- **Action item**
Repeat, exactly and completely, the entries shown underneath.
---- Data for this task
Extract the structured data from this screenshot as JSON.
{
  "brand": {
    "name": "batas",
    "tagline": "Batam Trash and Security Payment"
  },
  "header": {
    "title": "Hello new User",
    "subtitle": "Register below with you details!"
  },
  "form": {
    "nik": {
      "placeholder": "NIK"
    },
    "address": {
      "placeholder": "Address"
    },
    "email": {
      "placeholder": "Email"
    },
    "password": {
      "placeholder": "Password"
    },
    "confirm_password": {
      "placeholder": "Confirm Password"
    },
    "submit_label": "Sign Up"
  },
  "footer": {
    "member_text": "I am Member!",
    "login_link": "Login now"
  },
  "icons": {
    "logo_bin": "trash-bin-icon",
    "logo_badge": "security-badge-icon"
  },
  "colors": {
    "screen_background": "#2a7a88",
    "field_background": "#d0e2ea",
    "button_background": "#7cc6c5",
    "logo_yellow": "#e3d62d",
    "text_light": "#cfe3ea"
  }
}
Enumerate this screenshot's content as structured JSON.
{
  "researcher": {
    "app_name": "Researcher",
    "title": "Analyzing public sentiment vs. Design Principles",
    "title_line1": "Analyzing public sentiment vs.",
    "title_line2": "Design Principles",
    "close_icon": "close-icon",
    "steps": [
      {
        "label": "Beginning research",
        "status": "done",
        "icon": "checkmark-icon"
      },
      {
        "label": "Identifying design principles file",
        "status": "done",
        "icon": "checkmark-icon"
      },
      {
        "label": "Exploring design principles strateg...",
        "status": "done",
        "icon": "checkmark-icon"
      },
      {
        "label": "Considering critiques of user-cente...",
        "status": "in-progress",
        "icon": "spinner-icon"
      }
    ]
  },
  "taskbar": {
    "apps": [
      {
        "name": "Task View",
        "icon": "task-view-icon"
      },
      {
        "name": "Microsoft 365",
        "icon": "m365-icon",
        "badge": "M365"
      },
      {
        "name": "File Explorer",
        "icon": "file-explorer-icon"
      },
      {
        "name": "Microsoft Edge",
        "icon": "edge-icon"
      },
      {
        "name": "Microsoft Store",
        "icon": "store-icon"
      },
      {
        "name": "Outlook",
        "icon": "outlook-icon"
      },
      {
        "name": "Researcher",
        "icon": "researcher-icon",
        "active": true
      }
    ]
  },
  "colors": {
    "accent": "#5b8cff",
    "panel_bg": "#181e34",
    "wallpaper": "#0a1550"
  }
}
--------
- **Result of the exercise**
Extract the structured data from this screenshot as JSON.
{
  "brand": {
    "name": "batas",
    "tagline": "Batam Trash and Security Payment"
  },
  "header": {
    "title": "Hello new User",
    "subtitle": "Register below with you details!"
  },
  "form": {
    "nik": {
      "placeholder": "NIK"
    },
    "address": {
      "placeholder": "Address"
    },
    "email": {
      "placeholder": "Email"
    },
    "password": {
      "placeholder": "Password"
    },
    "confirm_password": {
      "placeholder": "Confirm Password"
    },
    "submit_label": "Sign Up"
  },
  "footer": {
    "member_text": "I am Member!",
    "login_link": "Login now"
  },
  "icons": {
    "logo_bin": "trash-bin-icon",
    "logo_badge": "security-badge-icon"
  },
  "colors": {
    "screen_background": "#2a7a88",
    "field_background": "#d0e2ea",
    "button_background": "#7cc6c5",
    "logo_yellow": "#e3d62d",
    "text_light": "#cfe3ea"
  }
}
Enumerate this screenshot's content as structured JSON.
{
  "researcher": {
    "app_name": "Researcher",
    "title": "Analyzing public sentiment vs. Design Principles",
    "title_line1": "Analyzing public sentiment vs.",
    "title_line2": "Design Principles",
    "close_icon": "close-icon",
    "steps": [
      {
        "label": "Beginning research",
        "status": "done",
        "icon": "checkmark-icon"
      },
      {
        "label": "Identifying design principles file",
        "status": "done",
        "icon": "checkmark-icon"
      },
      {
        "label": "Exploring design principles strateg...",
        "status": "done",
        "icon": "checkmark-icon"
      },
      {
        "label": "Considering critiques of user-cente...",
        "status": "in-progress",
        "icon": "spinner-icon"
      }
    ]
  },
  "taskbar": {
    "apps": [
      {
        "name": "Task View",
        "icon": "task-view-icon"
      },
      {
        "name": "Microsoft 365",
        "icon": "m365-icon",
        "badge": "M365"
      },
      {
        "name": "File Explorer",
        "icon": "file-explorer-icon"
      },
      {
        "name": "Microsoft Edge",
        "icon": "edge-icon"
      },
      {
        "name": "Microsoft Store",
        "icon": "store-icon"
      },
      {
        "name": "Outlook",
        "icon": "outlook-icon"
      },
      {
        "name": "Researcher",
        "icon": "researcher-icon",
        "active": true
      }
    ]
  },
  "colors": {
    "accent": "#5b8cff",
    "panel_bg": "#181e34",
    "wallpaper": "#0a1550"
  }
}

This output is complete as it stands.